PrEPnu has a list of family doctors who are willing to prescribe PrEP. If you cannot find a family doctor near you try one of the alternatives below.
- Family doctor
- GGD STI clinic
Ask the STI clinic (“soapoli”) at the GGD (public health service) if they can help you get on PrEP. Some of the GGD STI clinics are able to assist you. Here is a list of available GGD STI clinics.
- GGD STI clinic
- HIV-treatment centre
Contact your nearest HIV-treatment centre. The HIV-specialists can prescribe PrEP for you. Since the HIV-specialist is expensive this will cost you your deductible excess (‘eigen risico’). You also need a referral from your family doctor. Ask the HIV-specialist for help if your family doctor is not cooperating.
Step 2: Get tested
Before starting PrEP, you need to get tested for a number of things. These tests need to be repeated on a regular basis.
- HIV (before starting PrEP, a month after starting PrEP, and every 3 months from then on)
- Kidney function (before starting PrEP, a month after starting PrEP, and every 3 to 6 months from then on)
- Chlamydia, gonorrhea, syphilis, and hepatitis C (every 3 months)
- Hepatitis B (only before starting PrEP)
To save cost, you can get tested for HIV, chlamydia, gonorrhea, syphilis and hepatitis B for free at your local GGD STI clinic, or you can arrange a test online via MantotMan Testlab.
Testing your kidney function and hepatitis C is usually only be possible via your family doctor, and these two tests together will incur a charge of about €15,- on your deductible excess (‘eigen risico’) every time you get tested.
Of course, it is possible to get all tests done at your family doctor’s office, but the cost for STD testing is charged on your deductible. All tests together will cost about €210,- every time. If you have already met your deductible, it does not matter where you get tested, since STD tests are then covered under Dutch health insurance (‘basisverzekering’).

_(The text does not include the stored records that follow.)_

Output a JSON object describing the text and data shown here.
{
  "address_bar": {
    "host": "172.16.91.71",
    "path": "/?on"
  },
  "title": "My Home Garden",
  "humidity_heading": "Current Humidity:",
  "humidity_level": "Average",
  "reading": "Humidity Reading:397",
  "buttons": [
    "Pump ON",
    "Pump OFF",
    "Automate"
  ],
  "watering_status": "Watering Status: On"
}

You can read more about the reasons for each of the various tests under Frequently Asked Questions.
IMPORTANT: If you use PrEP, you need to get tested for HIV, kidney function, chlamydia, gonorrhea, syphilis, and hepatitis C EVERY 3 MONTHS. Put it in your calendar, write it on your bathroom mirror, stick a note on your fridge.
Your doctor will not give you a new prescription if you did not get tested, so it is important that you really keep up with the tests and that you make a new appointment with your doctor in time.

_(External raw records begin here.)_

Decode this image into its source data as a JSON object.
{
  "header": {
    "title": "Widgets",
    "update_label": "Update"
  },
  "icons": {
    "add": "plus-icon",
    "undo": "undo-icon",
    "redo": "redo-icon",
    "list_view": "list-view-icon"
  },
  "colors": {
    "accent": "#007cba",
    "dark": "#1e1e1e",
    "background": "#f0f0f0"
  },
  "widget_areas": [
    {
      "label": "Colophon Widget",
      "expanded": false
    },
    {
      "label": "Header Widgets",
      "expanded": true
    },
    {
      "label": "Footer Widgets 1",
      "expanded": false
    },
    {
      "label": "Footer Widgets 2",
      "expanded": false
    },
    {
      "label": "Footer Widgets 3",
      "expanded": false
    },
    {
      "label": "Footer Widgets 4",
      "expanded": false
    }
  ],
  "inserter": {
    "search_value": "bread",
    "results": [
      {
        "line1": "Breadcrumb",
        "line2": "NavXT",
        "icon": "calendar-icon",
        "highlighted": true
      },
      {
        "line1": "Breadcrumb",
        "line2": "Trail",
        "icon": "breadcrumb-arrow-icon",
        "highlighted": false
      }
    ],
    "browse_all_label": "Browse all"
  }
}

Step 3: Get your prescription
Once you’ve gotten all the tests done, and your doctor does not find any obstructions for prescribing PrEP, it is time for your prescription.
Ask your doctor to prescribe generic Emtricitabine-Tenofovir disoproxil. These are the two medications that together make PrEP. There should not be a brand name on the prescription.

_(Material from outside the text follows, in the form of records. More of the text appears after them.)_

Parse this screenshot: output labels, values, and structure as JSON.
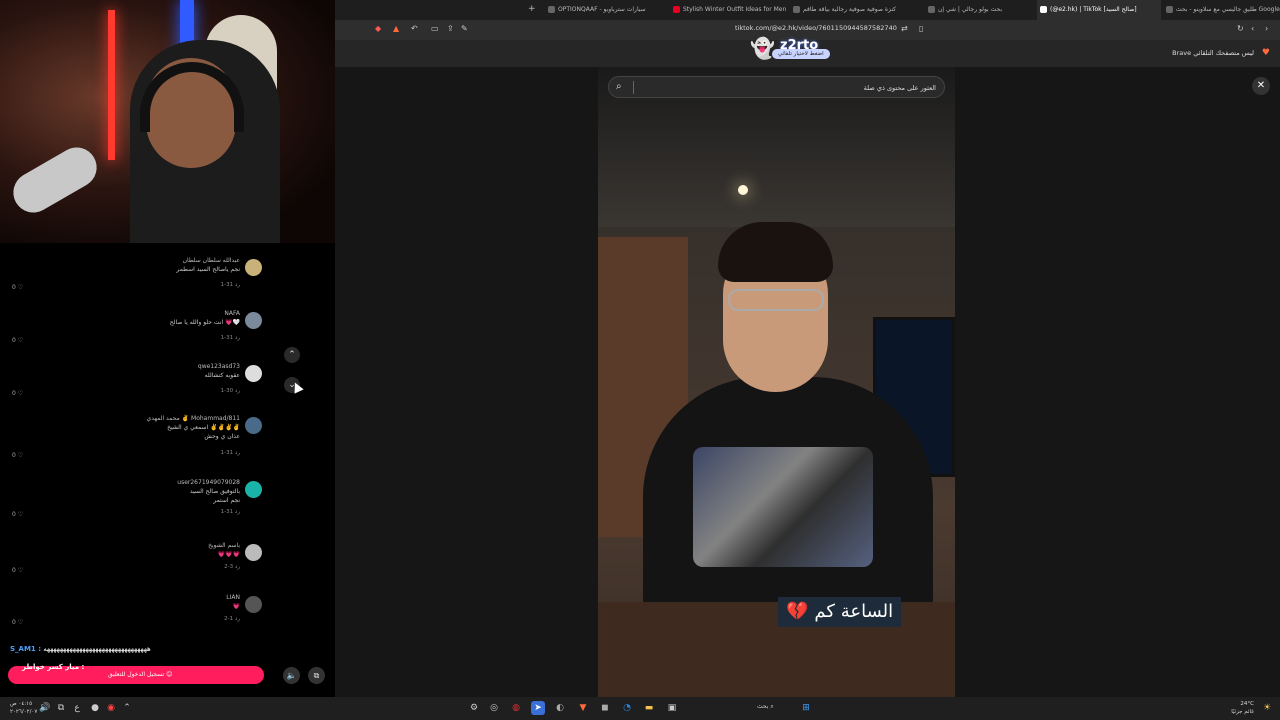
{
  "browser": {
    "tabs": [
      {
        "label": "طليق جاليسي مع سلاوينو - بحث Google",
        "active": false
      },
      {
        "label": "(@e2.hk) | TikTok [صالح السيد]",
        "active": true
      },
      {
        "label": "بحث بولو رجالي | شي إن",
        "active": false
      },
      {
        "label": "كنزة صوفية صوفية رجالية بياقة طاقم",
        "active": false
      },
      {
        "label": "Stylish Winter Outfit Ideas for Men",
        "active": false
      },
      {
        "label": "OPTIONQAAF - سيارات سترباوبو",
        "active": false
      }
    ],
    "new_tab_label": "+",
    "url": "tiktok.com/@e2.hk/video/7601150944587582740",
    "brave_notice": "Brave ليس متصفحك التلقائي",
    "z2rto": {
      "brand": "z2rto",
      "pill": "اضغط لاختيار تلقائي"
    }
  },
  "viewer": {
    "search_placeholder": "العثور على محتوى ذي صلة",
    "caption": "الساعة كم",
    "caption_emoji": "💔",
    "close_label": "✕"
  },
  "comments": [
    {
      "user": "عبدالله سلطان سلطان",
      "text": "نجم ياصالح السيد اسطمر",
      "meta": "1-31   رد",
      "likes": "0 ♡",
      "avatar_color": "#c9b27a"
    },
    {
      "user": "NAFA",
      "text": "انت حلو والله يا صالح 💗🤍",
      "meta": "1-31   رد",
      "likes": "0 ♡",
      "avatar_color": "#7a8a9a"
    },
    {
      "user": "qwe123asd73",
      "text": "عقوبه كتشالله",
      "meta": "1-30   رد",
      "likes": "0 ♡",
      "avatar_color": "#dddddd"
    },
    {
      "user": "محمد المهدي ✌️ Mohammad/811",
      "text": "اسمعي ي الشيخ ✌️✌️✌️✌️",
      "text2": "عذان ي وحش",
      "meta": "1-31   رد",
      "likes": "0 ♡",
      "avatar_color": "#4a6a8a"
    },
    {
      "user": "user2671949079028",
      "text": "بالتوفيق صالح السيد",
      "text2": "نجم استمر",
      "meta": "1-31   رد",
      "likes": "0 ♡",
      "avatar_color": "#1ab3a8"
    },
    {
      "user": "باسم الشويخ",
      "text": "💗💗💗",
      "meta": "2-3   رد",
      "likes": "0 ♡",
      "avatar_color": "#bbbbbb"
    },
    {
      "user": "LIAN",
      "text": "💗",
      "meta": "2-1   رد",
      "likes": "0 ♡",
      "avatar_color": "#555555"
    }
  ],
  "live": {
    "name": "S_AM1 :",
    "message": "ههههههههههههههههههههههههههههههههه",
    "pink_tag": "ميار كسر خواطر :",
    "pink_sub": "تسجيل الدخول للتعليق 😊"
  },
  "taskbar": {
    "search_label": "بحث",
    "time": "٠٤:١٥ ص",
    "date": "٢٠٢٦/٠٢/٠٧",
    "temp": "24°C",
    "weather": "غائم جزئيًا"
  }
}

IMPORTANT: do you use other medications besides PrEP? Be sure to tell your doctor. Certain medications do not go well together with PrEP. Your pharmacy can also check this for you.
Tip: once you get your prescription, make your next doctor’s appointment right away!
Step 4: Buy your PrEP
You can buy PrEP at the pharmacy. You will need to bring your prescription to the pharmacy.
Unfortunately, PrEP is not covered by Dutch health insurance, so you will have to pay for it yourself. PrEP costs at least some €20 per 30 pills.
PrEP is produced by several different pharmaceutical companies, with different brand names and price tags.
Despite the different brand names, all of the options work equally well. The only exception is Centrafarm, which possibly has a limited expiration date. This is only a problem if you do not use PrEP every day. In that case, ask for one of the other brands.
PrEPnu has made a list of pharmacies which sell PrEP in the 6 biggest Dutch cities. We looked at the cheapest option at each of these pharmacies.
This is only a small selection of pharmacies. Every pharmacy should be able to provide you with PrEP for a low price. Ask if there is a cheap PrEP option at your local pharmacy.
If this does not work for you, or your pharmacy does not cooperate, please contact PrEPnu here. We will help you.